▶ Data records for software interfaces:
----------------------------------------
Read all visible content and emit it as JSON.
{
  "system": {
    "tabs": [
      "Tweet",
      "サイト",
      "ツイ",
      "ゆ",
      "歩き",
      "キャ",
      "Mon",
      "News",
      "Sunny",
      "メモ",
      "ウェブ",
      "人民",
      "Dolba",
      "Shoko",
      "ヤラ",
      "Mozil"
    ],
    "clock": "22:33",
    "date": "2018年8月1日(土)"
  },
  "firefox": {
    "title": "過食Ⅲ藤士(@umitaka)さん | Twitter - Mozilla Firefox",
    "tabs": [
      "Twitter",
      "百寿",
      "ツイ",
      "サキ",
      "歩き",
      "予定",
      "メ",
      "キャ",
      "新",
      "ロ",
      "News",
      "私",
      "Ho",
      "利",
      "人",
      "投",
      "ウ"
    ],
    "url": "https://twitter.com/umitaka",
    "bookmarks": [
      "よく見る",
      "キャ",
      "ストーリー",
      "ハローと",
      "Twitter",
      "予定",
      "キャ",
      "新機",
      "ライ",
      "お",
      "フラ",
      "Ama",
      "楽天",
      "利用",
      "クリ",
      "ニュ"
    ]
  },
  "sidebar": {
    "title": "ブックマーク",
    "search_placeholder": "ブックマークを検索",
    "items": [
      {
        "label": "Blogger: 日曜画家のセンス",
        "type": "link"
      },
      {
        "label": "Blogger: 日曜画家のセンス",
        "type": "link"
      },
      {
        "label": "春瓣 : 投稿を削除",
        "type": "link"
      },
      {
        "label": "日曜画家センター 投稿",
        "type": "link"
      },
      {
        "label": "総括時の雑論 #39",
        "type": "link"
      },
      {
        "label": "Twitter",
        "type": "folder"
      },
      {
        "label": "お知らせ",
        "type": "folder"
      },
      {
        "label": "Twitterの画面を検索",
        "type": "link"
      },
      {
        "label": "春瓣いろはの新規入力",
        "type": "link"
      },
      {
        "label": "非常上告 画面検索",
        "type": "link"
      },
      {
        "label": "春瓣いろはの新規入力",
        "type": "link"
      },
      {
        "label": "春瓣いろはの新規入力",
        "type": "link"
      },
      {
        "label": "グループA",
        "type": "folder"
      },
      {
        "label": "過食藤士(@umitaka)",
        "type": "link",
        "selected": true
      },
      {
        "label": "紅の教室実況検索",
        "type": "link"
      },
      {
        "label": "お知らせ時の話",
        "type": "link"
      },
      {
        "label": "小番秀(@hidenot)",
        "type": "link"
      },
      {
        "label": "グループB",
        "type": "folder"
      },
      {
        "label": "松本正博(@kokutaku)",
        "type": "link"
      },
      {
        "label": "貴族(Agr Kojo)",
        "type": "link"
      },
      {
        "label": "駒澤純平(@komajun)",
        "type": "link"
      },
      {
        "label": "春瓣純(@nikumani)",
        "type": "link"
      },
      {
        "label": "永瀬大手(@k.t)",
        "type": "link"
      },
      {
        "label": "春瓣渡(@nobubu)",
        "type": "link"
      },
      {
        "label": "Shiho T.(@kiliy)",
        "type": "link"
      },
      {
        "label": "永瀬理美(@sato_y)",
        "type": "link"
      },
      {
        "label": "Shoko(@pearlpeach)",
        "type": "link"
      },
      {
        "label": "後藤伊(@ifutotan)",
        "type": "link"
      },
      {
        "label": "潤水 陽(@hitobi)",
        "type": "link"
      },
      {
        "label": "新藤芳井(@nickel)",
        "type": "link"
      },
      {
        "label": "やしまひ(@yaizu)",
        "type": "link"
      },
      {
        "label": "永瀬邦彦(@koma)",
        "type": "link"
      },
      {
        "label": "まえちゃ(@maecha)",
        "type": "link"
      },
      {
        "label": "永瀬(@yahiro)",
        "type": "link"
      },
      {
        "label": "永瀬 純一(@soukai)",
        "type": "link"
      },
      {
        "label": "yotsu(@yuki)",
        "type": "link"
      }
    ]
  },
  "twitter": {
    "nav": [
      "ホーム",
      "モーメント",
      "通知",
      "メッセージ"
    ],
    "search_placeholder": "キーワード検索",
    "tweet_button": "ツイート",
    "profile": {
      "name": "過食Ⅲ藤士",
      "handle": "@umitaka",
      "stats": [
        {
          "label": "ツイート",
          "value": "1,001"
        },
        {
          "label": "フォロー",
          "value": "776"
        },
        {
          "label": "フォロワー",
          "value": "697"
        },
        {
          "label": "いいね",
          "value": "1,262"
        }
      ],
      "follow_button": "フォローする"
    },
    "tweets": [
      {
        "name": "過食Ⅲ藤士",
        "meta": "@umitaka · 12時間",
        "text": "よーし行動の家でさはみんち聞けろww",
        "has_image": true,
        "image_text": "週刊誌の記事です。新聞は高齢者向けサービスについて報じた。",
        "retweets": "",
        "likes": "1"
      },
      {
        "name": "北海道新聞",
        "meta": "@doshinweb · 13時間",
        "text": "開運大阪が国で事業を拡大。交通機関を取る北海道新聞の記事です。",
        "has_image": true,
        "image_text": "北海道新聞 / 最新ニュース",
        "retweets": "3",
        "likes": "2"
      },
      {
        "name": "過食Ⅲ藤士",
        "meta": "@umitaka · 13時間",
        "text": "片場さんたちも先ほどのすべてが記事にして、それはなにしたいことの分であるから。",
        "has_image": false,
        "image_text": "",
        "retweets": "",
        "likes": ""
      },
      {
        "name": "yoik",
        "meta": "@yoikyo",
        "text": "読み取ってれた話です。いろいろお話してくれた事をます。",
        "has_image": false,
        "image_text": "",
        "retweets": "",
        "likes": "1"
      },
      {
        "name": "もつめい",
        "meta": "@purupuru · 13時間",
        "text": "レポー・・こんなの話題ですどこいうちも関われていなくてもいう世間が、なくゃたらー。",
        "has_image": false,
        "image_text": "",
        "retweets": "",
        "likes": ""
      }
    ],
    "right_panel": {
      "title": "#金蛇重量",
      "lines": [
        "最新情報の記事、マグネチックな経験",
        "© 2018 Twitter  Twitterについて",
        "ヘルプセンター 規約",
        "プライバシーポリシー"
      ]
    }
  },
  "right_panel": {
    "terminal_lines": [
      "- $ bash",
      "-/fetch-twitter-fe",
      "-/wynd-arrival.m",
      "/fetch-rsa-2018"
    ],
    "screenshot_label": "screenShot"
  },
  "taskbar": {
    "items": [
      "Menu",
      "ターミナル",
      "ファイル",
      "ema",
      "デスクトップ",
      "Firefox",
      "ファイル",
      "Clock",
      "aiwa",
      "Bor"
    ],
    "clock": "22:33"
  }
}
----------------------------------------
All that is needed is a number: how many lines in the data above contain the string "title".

3